> **Task to complete**:
Provide only the number of lines in the records where "Product" appears.

***

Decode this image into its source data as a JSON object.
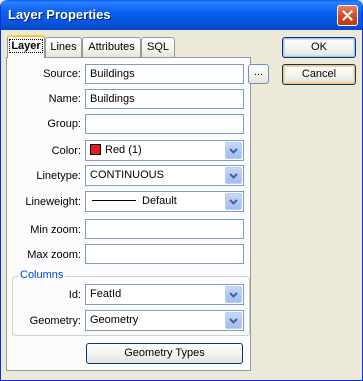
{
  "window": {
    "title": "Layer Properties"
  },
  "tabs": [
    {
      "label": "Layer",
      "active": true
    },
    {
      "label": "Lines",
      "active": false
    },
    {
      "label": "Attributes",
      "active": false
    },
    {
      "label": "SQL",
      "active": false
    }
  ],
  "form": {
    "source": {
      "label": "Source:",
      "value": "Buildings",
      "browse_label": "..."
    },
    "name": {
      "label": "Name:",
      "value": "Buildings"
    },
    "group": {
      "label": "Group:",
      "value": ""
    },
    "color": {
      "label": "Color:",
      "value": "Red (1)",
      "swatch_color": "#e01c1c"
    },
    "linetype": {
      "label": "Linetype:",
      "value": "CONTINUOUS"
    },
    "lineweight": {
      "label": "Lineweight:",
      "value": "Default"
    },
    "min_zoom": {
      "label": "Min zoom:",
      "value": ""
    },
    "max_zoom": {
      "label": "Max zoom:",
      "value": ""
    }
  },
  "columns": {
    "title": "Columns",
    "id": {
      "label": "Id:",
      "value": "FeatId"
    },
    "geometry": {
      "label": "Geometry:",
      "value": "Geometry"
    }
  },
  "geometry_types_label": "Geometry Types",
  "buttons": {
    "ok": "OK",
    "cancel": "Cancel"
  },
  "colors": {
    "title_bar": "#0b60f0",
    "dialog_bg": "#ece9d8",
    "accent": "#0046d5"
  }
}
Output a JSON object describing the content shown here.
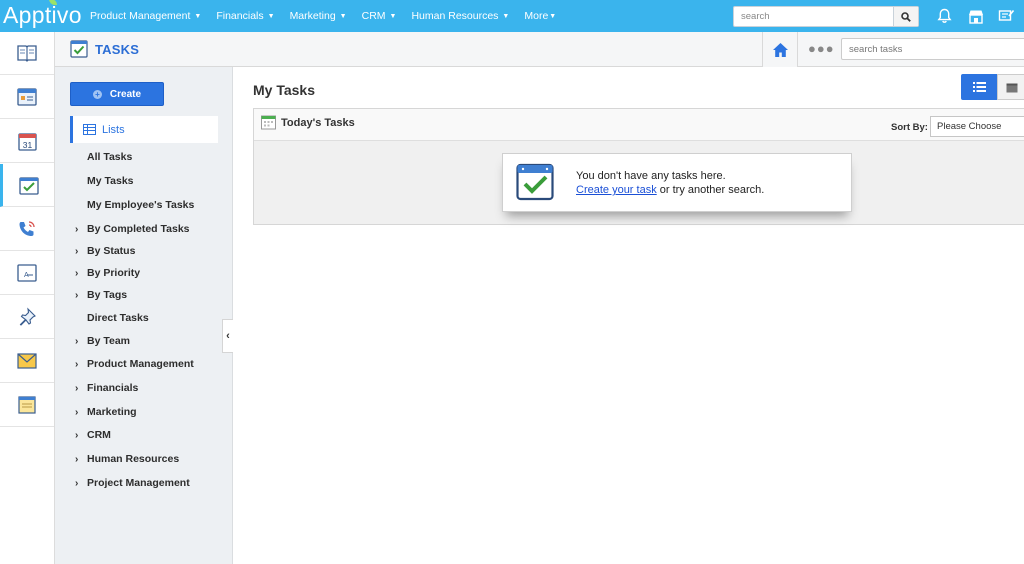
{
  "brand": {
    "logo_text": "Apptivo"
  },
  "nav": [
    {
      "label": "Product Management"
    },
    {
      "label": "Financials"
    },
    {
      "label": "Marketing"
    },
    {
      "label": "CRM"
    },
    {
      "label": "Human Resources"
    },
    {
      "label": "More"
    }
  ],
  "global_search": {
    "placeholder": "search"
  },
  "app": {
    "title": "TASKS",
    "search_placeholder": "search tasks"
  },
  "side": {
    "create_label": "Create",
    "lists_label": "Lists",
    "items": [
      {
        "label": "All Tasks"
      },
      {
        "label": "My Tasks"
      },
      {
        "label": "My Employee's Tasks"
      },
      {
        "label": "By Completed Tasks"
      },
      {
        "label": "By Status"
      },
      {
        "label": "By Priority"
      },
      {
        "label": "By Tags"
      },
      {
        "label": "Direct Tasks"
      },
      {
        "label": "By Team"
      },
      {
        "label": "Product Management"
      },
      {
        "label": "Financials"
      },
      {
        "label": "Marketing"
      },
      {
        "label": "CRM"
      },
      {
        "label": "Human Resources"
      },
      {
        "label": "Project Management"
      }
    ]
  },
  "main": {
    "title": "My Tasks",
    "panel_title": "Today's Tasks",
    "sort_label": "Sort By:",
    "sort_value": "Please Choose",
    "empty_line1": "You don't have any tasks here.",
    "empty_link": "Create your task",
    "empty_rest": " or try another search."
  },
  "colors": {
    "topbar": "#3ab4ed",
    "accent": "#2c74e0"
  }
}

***

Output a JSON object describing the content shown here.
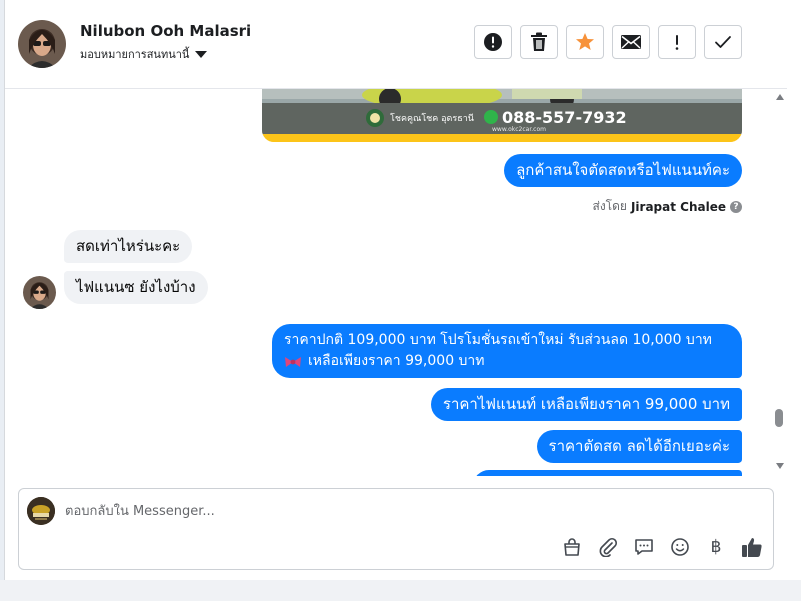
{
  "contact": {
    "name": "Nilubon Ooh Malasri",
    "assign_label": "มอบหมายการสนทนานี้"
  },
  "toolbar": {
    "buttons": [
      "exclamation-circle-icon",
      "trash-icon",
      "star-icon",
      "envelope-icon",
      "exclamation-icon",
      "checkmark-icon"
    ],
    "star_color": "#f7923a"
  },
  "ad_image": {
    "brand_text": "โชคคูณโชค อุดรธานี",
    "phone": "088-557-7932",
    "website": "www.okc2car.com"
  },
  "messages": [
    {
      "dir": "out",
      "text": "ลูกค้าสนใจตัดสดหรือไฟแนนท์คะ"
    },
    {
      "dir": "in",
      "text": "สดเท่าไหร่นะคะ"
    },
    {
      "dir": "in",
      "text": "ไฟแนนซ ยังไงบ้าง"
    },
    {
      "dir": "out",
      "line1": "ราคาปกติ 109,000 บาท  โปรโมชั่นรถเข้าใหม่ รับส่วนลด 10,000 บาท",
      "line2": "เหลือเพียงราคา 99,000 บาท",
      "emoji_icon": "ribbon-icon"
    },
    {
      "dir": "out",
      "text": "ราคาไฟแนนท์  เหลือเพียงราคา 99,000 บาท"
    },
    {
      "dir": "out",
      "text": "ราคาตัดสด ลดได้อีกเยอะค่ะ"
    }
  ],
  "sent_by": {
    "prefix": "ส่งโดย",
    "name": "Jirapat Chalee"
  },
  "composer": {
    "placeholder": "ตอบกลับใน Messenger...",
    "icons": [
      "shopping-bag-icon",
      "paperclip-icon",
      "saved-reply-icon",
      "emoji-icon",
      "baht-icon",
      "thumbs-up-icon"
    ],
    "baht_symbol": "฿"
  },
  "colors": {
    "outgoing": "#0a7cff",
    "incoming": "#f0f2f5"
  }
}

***

> **Reply to the exercise**:
2